> **EXERCISE DIRECTIONS**: Look for the word "manager" in the data below, and copy every line that holds it.
BEGIN MATERIAL PROVIDED
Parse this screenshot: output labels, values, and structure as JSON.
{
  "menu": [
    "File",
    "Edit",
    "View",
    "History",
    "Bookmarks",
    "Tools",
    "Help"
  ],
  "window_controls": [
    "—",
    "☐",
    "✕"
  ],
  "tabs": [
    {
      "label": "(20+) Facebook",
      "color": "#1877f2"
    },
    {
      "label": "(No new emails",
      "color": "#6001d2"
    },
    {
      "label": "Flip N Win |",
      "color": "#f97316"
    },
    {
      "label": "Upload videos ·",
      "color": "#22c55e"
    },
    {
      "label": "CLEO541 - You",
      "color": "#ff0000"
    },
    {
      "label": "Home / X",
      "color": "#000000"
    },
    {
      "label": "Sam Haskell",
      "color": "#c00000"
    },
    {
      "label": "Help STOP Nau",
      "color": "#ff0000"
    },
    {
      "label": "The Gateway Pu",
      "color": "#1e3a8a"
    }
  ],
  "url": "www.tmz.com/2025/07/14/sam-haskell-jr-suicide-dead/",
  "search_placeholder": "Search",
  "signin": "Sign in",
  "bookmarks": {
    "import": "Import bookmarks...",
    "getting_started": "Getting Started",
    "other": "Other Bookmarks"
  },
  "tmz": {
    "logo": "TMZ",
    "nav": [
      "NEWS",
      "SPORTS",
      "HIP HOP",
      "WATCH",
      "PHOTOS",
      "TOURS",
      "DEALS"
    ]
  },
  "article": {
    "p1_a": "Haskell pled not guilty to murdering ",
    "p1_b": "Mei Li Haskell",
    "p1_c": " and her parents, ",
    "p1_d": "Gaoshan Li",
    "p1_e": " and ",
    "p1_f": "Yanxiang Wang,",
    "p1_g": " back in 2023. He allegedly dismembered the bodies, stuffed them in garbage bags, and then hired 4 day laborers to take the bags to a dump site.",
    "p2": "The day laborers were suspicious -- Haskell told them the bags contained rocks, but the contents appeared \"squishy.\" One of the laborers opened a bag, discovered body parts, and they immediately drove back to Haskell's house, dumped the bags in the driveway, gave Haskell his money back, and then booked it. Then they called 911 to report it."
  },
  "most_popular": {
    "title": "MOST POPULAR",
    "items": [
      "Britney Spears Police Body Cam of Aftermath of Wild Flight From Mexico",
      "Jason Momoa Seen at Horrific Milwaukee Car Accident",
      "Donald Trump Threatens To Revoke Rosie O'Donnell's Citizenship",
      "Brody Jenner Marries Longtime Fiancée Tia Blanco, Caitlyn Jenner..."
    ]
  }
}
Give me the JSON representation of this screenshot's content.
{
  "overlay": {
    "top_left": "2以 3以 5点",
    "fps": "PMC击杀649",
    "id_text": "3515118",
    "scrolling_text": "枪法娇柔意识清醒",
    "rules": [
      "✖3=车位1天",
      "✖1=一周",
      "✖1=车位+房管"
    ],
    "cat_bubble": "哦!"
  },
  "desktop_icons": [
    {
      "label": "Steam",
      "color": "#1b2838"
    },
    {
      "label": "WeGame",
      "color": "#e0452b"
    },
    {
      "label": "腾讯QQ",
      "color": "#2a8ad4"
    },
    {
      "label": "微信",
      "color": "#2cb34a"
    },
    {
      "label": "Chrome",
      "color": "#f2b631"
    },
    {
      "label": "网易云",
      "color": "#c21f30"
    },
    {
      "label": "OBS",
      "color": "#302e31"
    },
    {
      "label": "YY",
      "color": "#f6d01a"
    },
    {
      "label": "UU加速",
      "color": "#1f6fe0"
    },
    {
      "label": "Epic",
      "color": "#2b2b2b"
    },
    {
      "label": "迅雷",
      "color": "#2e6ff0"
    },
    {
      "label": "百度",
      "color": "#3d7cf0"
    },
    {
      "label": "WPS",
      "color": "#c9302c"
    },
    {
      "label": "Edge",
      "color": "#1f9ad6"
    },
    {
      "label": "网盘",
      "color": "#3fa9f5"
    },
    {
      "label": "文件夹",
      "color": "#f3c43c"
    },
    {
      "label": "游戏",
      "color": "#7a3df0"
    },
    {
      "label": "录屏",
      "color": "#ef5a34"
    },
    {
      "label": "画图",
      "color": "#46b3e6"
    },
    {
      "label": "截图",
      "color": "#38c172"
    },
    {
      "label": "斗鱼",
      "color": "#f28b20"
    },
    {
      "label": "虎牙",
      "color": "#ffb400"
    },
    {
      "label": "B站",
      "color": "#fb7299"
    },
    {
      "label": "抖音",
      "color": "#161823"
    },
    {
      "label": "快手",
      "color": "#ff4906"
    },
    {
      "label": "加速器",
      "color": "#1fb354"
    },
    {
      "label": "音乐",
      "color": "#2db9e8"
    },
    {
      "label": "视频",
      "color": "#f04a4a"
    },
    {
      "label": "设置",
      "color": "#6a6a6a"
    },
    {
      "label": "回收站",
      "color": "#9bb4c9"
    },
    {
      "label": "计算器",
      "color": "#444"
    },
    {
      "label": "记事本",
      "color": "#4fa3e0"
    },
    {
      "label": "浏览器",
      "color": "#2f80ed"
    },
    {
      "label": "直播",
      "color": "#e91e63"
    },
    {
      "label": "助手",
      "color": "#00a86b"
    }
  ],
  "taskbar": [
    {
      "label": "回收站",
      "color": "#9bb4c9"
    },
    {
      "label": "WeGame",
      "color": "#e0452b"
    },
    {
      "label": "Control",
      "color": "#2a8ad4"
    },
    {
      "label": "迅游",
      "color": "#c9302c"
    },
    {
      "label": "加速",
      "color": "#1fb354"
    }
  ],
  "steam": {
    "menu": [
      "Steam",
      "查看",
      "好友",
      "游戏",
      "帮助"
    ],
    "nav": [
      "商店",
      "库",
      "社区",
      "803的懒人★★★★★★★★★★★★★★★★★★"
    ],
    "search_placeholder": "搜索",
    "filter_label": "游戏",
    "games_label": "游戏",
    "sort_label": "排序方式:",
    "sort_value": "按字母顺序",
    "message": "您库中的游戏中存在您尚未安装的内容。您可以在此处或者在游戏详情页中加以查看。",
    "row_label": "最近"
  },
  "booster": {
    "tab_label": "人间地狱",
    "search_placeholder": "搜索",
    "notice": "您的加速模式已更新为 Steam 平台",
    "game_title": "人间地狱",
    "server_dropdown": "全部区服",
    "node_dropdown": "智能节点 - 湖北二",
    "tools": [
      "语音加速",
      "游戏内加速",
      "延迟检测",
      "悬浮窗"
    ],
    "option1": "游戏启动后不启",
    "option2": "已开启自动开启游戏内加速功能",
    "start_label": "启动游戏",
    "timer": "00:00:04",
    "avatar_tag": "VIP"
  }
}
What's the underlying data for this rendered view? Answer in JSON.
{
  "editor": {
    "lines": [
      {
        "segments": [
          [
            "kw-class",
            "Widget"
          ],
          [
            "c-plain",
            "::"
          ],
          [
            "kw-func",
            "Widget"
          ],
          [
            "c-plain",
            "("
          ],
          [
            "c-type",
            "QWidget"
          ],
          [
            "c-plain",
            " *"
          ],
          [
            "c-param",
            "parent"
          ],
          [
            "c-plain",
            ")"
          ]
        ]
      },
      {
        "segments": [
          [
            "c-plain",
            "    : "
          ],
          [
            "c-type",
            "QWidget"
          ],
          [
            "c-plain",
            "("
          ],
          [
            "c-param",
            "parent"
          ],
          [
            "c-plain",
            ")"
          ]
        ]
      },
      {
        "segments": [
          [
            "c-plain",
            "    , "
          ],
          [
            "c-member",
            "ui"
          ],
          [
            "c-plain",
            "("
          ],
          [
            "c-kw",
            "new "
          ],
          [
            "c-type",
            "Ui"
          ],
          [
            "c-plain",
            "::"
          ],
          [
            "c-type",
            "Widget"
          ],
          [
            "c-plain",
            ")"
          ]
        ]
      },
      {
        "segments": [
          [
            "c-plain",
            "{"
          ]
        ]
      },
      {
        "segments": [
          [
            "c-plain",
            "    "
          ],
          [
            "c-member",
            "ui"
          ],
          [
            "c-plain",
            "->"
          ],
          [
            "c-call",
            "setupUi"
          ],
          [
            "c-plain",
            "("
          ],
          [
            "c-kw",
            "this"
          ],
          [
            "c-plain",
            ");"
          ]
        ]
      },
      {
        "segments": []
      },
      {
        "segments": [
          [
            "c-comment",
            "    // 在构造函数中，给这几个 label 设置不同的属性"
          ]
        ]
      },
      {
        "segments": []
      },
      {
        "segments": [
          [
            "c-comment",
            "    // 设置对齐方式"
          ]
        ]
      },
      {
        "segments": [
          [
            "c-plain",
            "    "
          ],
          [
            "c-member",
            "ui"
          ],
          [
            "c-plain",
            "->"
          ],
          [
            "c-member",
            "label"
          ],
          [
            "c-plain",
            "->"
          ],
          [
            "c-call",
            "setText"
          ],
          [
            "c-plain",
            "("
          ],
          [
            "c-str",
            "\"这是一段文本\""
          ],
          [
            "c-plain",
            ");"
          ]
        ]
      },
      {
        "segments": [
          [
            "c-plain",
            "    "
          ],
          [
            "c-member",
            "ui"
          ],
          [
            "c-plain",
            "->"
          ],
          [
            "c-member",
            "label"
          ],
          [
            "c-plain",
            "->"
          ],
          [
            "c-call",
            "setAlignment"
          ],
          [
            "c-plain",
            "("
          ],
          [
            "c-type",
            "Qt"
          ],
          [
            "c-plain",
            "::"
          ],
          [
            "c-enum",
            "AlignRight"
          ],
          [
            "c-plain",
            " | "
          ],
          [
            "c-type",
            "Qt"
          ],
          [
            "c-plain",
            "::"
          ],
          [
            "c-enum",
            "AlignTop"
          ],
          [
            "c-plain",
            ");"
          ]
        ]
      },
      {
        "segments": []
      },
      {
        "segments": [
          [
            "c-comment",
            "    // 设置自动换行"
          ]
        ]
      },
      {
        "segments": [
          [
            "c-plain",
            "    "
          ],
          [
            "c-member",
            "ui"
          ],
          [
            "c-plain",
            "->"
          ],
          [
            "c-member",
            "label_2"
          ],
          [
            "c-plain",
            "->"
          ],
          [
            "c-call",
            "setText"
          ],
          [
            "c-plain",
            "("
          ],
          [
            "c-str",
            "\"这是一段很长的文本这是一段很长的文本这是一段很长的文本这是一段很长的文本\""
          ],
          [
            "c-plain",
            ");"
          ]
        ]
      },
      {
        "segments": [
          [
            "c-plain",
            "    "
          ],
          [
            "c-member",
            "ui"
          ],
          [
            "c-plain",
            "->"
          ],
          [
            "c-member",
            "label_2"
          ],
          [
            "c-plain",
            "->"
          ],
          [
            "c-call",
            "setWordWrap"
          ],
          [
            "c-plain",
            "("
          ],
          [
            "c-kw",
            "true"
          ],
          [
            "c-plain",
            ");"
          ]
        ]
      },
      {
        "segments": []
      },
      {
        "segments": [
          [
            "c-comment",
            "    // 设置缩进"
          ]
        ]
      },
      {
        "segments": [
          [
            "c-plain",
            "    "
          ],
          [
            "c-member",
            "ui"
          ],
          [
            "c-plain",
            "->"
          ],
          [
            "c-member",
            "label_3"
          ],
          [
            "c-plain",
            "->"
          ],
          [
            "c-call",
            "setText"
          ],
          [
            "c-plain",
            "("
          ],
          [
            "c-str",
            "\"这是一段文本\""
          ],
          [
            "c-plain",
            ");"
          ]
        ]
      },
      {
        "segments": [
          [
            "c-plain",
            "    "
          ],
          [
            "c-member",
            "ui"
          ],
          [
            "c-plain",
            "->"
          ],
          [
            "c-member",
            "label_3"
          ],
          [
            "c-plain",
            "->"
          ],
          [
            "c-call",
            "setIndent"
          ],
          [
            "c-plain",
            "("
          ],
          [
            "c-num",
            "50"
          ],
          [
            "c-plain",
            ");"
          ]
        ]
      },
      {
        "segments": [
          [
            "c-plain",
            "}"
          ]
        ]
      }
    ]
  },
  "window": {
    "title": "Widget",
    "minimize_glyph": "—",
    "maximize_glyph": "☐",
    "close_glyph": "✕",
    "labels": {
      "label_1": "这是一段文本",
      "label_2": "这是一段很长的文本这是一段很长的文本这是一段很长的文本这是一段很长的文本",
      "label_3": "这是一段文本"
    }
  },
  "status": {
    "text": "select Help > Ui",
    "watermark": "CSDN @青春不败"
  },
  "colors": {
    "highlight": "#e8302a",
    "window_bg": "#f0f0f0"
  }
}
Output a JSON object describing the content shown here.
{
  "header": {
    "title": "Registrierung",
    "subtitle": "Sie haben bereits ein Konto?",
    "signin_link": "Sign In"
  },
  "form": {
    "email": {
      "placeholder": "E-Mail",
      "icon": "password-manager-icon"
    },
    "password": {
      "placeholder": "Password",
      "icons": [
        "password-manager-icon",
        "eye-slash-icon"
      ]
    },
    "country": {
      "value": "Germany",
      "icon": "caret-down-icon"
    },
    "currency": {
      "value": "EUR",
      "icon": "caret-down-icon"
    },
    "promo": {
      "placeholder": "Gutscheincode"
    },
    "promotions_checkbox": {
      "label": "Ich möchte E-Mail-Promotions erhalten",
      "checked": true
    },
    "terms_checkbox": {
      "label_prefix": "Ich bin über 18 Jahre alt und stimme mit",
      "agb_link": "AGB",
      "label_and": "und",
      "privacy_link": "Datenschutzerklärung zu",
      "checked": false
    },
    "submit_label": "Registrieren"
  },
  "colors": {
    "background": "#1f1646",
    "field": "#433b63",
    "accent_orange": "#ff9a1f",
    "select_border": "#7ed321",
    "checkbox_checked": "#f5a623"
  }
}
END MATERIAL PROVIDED
> **WRITTEN RESPONSE**:
      "icon": "password-manager-icon"
        "password-manager-icon",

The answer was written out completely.